Speaking of engaging your audience, collaborative response tools can help streamline and manage your brand’s @ mentions, so you can review and assign messages to members of your team. (This is super helpful if your brand receives a high volume of messages on an array of topics—like positive brand mentions, inquiries, and support requests—that are handled by several different teams.)

Create response guidelines

For many, a social media strategy is all about getting your ducks in a row before you start posting. But how do you handle inquiries that come in through your brand’s social channels? What about complaints? A PR issue?

When it comes to handling responses, it’s important to have a system in place. To do this, first consider the most common types of messages businesses receive on social:

– Positive brand comments
– Negative brand comments
– IT support
– Inquiries related to the brand’s products or services

Assign an owner to each of these categories. The same person may cover several of them, if not all, but be sure to discuss this process with stakeholders and address any open questions.

Prioritize your plan

You’ve done your audit, established your goals and tactics, chosen your tools, and established your response guidelines.
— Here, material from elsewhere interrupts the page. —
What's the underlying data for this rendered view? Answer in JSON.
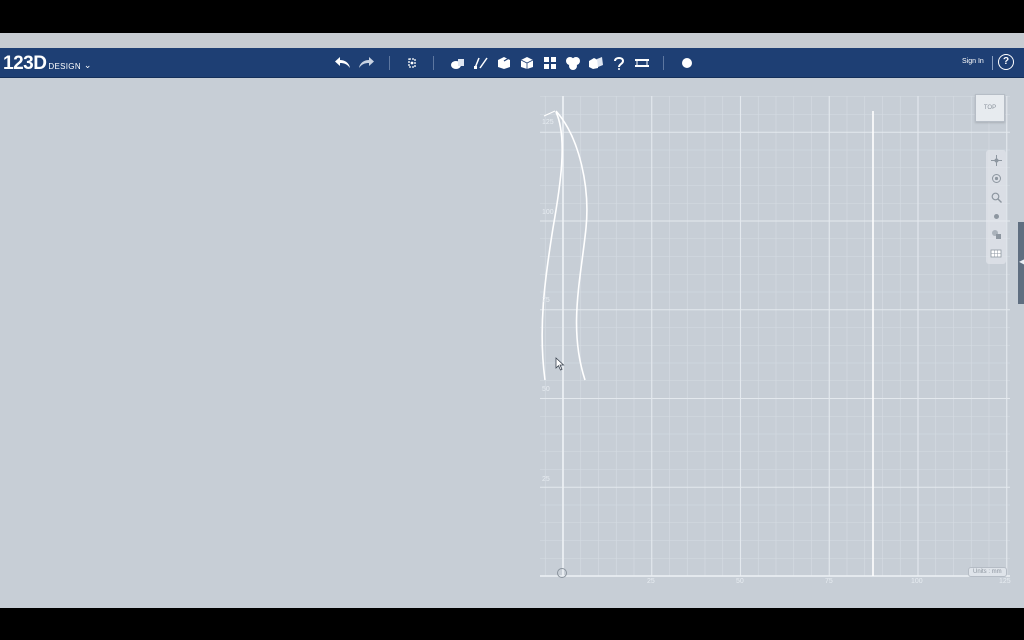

Now how do you prioritize all of the work that needs to get done?

Remember: You can’t do everything all at once. A focused, prioritized plan will help you be more efficient and effective.

What’s most critical to your company’s mission? Are there any important deadlines or milestones that are right around the corner? Identify where the most immediate needs are, as well as what aspects of your plan will be crucial to laying the foundation of your brand’s social media presence.

There may not always be a right answer, in which case you’ll have to settle for a trade-off. In those cases, choose one or two goals to focus on first, and set some time aside on your calendar in a few weeks to revisit your other ideas once you’ve made some progress.

Assign due dates + owners

To help keep yourself and your team accountable, and make sure things move forward, it’s crucial that all of your tasks are recorded, assigned to a team member, and given a due date.

This process of sorting out who is responsible for what and how long they have to do it will also help identify where you need to refine your strategy. For example, you may find you have to build in more wiggle room around deadlines, or that you’ve overlooked some tasks related to a project.

With regular check-ins, you and your team can navigate these adjustments and continue to strengthen your overall plan.

Measure + iterate

And finally, everything you’ve done up to this point has been in service of meeting your social media marketing goals and supporting your team and business. That’s why it’s critical to regularly measure the performance of your efforts and determine what’s driving social media ROI and what’s not.

Social moves quickly. Some things will work as you’d hoped (or better), and some things will fall short. Your job is to try to understand why, so you can adjust your plans moving forward. With a strong social media strategy, you and your team will be able to navigate this process in a more effective—and less painful—way.

Understanding Paid Social

Get expert tips on how to create and optimize your social media campaigns.

GET THE GUIDE
Tiffany Fowell @